Testifying For The Future Of Maryland Farmers

Seth Wheeler, myGroFarm Founder, testified for Maryland farmer's rights at the state legislature.

Online PR News – 23-February-2010 – – Seth Wheeler the Co-Founder of myGroFarm testified on behalf of Maryland farmers at the state capitol in Annapolis, Maryland in February 2010.

Today, we're facing two seemingly harmless bills (HB166, HB167 in the House AND SB198, SB199 in the Senate) which are being pushed through without opposition. These bills will take the regulatory and licensing procedures out of the democratic arena of the county governments and consolidate them in the unelected official's hands at the Department of Health. This bill is being sold as an easier way for local farmers to get their products to market, they'll only have one licensing procedure to go to and as long as they follow the standards and regulations set in place by the Dept. of Health, everything will work out just fine.

Seth wanted to know: Are these people going to have any vested interest in big agriculture, grocery stores, fast food, govt. subsidies, etc.? Would these connections prevent them from making the most ethical choices when dictating what local farmers and consumers are going to be allowed to do in the market place and the privacy of their own farms and homes?

Something told Seth that he just had to go and voice his opinion on this matter. The hearing was by the MD House Health and Government Operations Committee at the Lowe House Office Bldg. in Annapolis.

The second bill, HB167 supposedly sets up a licensing process to be able to provide customers with samples of your product. It was explained that it is currently illegal to cut up an apple and give a potential customer a slice to try, but this new legislation would make the opportunity available to the farmer once they registered to give out samples. Sarcastically he said, "This would make the public safe from the fly by night, wild west mentality of today's farmer's markets [...] I wouldn't want my child to sample real, raw organic food without the government watching over everything."

After the discussions of the first few bills, Delegate Hubbard, who proposed this bill, was then called to testify on the basics of HB166 & HB167. He said that he didn't know much as he was asked by some Senators to propose it to the House and that he probably wouldn't be able to answer any questions. One of the delegates on the board made the comment that he knew the bill was being supported by a large meat company, but Delegate Hubbard wasn't sure of who it was or why they supported it.

Seth Wheeler finally was called to testify as the only opponent to the bill. He apologized for his appearance stating, "I had just left a garden this morning and that I must have left my razor and suit in my other Maserati!"

He informed them that this bill would effect him because he gets almost all of his food from local growers or my own backyard. He had not heard any complaints about the regulation process from any of the farmers he deals with nor from any of the consumers he had spoken with. In fact, the local, organic, sustainable movement has gained a lot of speed recently.
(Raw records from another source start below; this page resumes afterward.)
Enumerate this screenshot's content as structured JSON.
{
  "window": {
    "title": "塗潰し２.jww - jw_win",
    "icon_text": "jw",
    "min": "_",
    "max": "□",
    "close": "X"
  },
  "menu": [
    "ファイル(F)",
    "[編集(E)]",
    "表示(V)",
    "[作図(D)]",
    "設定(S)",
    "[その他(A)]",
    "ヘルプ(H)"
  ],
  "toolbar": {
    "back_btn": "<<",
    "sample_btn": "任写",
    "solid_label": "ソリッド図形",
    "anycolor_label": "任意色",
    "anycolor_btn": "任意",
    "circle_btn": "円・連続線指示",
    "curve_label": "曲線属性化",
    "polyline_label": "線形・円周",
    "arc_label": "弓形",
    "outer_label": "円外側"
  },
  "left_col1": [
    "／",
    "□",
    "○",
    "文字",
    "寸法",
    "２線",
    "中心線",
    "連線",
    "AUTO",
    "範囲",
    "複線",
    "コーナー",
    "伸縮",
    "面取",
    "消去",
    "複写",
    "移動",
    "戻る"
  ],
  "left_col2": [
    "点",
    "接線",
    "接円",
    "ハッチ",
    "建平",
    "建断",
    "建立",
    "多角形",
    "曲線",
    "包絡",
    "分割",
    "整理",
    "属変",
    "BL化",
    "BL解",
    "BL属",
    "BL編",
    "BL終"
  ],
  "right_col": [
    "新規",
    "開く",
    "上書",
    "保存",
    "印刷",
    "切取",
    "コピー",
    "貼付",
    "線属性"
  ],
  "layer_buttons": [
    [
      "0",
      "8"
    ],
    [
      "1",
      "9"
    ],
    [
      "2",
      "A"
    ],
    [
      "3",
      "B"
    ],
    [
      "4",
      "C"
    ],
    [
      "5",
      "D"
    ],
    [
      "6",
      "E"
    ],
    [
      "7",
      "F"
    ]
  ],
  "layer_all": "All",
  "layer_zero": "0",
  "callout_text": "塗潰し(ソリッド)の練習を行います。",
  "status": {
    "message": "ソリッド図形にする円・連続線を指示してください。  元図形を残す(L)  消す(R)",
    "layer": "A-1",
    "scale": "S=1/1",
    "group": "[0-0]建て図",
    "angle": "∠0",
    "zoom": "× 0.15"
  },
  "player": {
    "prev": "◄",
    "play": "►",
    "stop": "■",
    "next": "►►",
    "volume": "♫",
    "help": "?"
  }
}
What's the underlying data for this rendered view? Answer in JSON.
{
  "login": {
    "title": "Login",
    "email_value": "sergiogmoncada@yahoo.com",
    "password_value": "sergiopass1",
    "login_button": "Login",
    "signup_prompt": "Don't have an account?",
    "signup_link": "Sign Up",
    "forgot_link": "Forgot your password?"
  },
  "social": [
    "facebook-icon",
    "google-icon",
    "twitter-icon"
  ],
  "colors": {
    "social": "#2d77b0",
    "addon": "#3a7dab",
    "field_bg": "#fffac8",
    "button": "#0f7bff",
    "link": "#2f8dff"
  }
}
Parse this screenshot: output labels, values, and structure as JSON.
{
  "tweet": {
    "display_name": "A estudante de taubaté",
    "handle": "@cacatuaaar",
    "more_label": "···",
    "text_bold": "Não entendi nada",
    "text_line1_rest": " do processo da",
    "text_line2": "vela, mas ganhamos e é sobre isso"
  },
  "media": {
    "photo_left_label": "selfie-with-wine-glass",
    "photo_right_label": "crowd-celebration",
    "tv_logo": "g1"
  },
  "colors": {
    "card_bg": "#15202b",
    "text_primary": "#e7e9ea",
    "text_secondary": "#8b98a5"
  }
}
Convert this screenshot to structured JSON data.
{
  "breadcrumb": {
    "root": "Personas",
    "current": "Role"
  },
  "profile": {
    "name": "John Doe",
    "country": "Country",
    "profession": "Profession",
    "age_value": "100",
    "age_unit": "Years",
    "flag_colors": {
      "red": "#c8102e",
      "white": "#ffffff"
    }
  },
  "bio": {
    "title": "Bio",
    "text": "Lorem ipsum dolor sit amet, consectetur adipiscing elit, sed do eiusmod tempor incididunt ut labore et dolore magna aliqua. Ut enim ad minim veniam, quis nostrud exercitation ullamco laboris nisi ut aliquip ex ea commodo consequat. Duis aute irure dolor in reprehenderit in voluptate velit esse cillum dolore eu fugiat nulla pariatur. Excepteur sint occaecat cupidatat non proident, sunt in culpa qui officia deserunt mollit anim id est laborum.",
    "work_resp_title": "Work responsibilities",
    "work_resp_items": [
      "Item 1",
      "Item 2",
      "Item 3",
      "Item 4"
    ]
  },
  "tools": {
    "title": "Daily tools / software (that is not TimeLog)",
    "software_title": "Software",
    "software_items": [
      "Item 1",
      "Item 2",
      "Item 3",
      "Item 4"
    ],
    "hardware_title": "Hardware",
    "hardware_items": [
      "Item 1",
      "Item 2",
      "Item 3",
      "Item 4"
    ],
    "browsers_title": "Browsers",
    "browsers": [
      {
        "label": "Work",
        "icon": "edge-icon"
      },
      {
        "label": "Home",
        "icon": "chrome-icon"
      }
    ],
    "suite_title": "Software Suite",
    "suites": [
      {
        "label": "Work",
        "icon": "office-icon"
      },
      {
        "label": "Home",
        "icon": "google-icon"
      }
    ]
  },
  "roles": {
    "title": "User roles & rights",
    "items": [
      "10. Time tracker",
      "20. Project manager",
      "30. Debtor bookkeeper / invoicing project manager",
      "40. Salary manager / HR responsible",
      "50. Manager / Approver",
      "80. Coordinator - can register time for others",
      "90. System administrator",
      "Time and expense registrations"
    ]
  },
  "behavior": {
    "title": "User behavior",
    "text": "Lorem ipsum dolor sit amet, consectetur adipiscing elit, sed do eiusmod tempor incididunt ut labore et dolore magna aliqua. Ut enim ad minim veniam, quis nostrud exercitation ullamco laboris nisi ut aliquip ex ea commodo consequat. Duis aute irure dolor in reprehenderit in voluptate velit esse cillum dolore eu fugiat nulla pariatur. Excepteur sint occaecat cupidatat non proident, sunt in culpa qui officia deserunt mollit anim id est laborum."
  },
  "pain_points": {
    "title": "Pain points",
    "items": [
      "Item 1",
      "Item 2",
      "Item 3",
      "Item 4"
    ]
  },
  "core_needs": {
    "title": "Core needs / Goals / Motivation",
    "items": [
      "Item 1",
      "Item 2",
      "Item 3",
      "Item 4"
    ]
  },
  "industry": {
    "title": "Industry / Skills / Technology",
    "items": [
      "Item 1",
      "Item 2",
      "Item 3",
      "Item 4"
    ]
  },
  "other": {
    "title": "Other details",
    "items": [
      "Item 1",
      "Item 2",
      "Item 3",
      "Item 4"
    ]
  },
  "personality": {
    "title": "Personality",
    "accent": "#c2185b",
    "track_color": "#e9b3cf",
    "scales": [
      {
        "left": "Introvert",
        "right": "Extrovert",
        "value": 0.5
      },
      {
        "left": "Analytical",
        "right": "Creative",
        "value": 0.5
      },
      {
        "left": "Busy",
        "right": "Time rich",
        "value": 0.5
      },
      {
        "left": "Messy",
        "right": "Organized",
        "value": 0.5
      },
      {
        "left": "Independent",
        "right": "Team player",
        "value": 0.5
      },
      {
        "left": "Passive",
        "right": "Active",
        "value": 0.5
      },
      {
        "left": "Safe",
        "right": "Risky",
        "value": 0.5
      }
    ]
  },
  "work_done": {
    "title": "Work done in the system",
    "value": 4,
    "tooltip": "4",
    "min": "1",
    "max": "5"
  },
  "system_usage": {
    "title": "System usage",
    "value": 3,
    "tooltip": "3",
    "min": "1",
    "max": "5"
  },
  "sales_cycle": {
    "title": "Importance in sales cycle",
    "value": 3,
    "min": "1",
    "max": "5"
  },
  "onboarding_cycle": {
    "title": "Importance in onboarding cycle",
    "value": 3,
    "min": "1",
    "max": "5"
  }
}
Government regulation in the food industry which has set very strict standards to be able to label your product "organic" but there were currently no requirements to label genetically modified food, fertilized food, pesticides used, artificially ripened, etc.

Seth concluded by informing them that he is a US Army veteran and a patriot and finally stating, "Stop messing with my food! Thank you for your time."

Seth was confronted afterward by proponents of the bill who tried to sway him.